I came into Herman ownership only recently, but it seems as though he has always been there, bubbling away on my worktop. My dad rang me to ask if I wanted him. He had been given a starter by a friend, and now it was time to pass him on. At first I thought it was a nice idea, and something for my baking-mad three year old to get involved with, so I agreed. Now I can’t quite believe I have lived this long without without him! And suffice it to say, Herman is now ‘mine’, and not my daughter’s! (Although she loves to eat him!)

In the early days (and was that only a few months ago?? It seems much longer!) I stuck to the ‘rules’ I had been given, never daring to veer away from them, except for the one rebellious act of omitting the chopped nuts. And as I decided quite early on in my Herman adventure that it was something I wanted to carry on, I knew at some point I would have to experiment or it could get pretty boring!

I am an average cook and baker, although my (rather biased!) husband might say differently. I get by. I can turn my hands to most things in the kitchen. But, let’s be honest, I am never going to challenge Nigella. I had never come across sourdough before; much less bake it, so if I wanted to be successful I knew I would need a little bit of help. So off I went to scour the interweb searching for inspiration.  And there was quite a bit around.
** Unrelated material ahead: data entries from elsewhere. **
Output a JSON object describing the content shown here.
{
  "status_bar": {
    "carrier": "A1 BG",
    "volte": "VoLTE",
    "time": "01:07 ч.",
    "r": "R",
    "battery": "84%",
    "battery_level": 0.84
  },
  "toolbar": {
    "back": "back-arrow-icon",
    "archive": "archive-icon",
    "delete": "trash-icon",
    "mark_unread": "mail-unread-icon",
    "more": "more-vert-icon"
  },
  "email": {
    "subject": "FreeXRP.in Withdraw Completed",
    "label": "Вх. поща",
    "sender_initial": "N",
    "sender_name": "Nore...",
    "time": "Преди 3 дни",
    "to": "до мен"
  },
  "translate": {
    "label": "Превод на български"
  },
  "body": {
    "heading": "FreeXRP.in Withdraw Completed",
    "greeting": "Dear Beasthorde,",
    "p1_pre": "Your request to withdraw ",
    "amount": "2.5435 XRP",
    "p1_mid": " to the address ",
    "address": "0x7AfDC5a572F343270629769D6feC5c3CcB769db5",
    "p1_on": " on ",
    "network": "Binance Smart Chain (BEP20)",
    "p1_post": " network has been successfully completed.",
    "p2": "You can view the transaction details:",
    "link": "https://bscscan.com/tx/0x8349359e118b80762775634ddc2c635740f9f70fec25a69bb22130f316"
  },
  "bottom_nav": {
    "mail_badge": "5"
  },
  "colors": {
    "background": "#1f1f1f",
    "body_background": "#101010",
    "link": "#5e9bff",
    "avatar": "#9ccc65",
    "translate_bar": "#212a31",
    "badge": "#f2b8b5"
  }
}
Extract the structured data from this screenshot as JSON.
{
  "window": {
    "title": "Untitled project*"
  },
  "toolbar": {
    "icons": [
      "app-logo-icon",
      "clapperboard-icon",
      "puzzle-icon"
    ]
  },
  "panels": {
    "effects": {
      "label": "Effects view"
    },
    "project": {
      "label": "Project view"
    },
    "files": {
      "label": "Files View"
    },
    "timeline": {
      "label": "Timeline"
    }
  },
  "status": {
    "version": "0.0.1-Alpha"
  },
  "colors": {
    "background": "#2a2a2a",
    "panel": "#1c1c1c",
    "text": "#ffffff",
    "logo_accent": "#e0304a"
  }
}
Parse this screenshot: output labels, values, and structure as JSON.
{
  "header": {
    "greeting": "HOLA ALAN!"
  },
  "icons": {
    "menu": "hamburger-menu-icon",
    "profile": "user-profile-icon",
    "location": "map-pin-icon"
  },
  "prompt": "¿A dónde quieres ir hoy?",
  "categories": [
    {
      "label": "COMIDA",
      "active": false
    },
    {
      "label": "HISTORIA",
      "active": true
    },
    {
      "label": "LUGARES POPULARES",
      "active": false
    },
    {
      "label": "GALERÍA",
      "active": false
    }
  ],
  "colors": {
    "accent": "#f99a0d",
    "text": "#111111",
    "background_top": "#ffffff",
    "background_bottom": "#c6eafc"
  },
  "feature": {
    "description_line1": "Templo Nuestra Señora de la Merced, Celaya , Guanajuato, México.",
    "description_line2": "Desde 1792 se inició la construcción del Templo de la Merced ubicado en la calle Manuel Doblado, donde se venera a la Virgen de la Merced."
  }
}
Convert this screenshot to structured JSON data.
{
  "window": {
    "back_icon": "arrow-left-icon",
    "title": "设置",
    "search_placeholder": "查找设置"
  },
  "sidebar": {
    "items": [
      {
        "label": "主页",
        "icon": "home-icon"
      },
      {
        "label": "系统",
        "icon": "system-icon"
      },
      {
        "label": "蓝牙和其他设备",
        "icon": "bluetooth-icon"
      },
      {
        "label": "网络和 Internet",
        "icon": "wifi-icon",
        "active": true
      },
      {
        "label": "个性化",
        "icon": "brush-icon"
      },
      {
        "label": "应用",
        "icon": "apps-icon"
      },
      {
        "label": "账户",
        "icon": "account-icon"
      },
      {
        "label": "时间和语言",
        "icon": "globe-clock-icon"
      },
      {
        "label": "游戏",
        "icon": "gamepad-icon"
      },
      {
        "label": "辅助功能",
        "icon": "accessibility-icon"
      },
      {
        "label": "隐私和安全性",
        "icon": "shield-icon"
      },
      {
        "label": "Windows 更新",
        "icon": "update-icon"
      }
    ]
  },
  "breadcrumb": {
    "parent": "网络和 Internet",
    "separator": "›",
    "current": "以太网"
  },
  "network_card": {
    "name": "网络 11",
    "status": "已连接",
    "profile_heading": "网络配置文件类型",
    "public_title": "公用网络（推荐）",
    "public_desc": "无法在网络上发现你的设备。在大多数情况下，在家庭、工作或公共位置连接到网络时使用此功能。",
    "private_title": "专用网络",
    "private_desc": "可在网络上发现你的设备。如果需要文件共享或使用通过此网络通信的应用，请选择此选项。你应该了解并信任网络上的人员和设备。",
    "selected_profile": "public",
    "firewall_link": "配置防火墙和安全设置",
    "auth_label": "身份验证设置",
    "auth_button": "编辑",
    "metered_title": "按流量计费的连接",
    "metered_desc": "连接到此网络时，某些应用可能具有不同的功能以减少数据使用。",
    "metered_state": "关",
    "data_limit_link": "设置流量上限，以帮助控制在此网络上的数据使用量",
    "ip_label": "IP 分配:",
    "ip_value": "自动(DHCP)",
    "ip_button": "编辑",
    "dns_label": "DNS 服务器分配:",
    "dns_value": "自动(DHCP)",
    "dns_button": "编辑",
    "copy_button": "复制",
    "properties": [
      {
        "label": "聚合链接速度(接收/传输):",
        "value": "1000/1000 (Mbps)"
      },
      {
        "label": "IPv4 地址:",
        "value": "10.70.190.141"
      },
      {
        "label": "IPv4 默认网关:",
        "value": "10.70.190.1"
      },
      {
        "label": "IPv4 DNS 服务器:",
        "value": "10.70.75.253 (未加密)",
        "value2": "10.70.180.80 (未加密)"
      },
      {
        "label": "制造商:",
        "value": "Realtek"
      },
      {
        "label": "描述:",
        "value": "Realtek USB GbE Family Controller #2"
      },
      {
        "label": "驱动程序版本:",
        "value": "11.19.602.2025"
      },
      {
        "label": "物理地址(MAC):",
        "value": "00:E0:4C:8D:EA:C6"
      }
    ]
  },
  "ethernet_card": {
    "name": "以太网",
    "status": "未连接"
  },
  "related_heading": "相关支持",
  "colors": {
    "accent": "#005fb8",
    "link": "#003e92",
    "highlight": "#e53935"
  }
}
Mostly on American sites, it has to be said, so I pretty soon decided to invest in a set of measuring cups, and ditch the good old English metric system, and it is so much easier!

So far we have had ‘normal’ Herman, chocolate Herman, apple and oat, apple and apricot, and banana Herman. Herman pancakes, and the latest was Herman bread. And that’s just for starters, in a matter of months. I’m sure there’s more to come. Especially since I took my apple and apricot Herman cake in to work last week and it was literally gone in 60 seconds!

I have been baking and cooking with him for only a short time, but I am learning all the time. And this is what I have learned so far:

  • You have to use plain flour. Self raising makes him a little bit too yeasty.
  • Life is too short to sieve the flour. It makes no difference. Give the lumpy batter a really good stir, and the yeast will take care of the rest.
  • Granulated sugar works just as well as caster, even in the final bake, so unless you have it in your store cupboard for other uses, don’t bother to get in it specially.
  • Ditch the scales and go with the measuring cups. I had trouble with this one at first too. My Englishness and deep seated memories of mum and grandma both carefully weighing ingredients just wouldn’t go away. It took a while to get comfortable with it, but it really does make life easier.
  • Use loaf tins to bake him, rather than a single large roasting/baking tin. He cooks more evenly and doesn’t burn before his middle is cooked. There is enough batter for two 1lb loaf tins.
  • If you wrap him in baking/greaseproof paper, and store in an airtight container, he will last for a few weeks. Unless he is eaten first, of course! This is handy to know if you are at the bake stage well before you want to eat him (but omit the sugar on the top as it might go a bit sticky and soggy)
  • You are stifled only by your imagination and the contents of your kitchen. Forgotten to buy apples? Use the over ripe banana in your fruit bowl instead!
  • He really does make the most delicious pancakes ever!

I’m sure I will learn more about him as my adventure with Herman continues. My next batch of starter will be ready in 5 days. I wonder what he will become!

by Helen Gallery of Raindrops ‘n’ Roses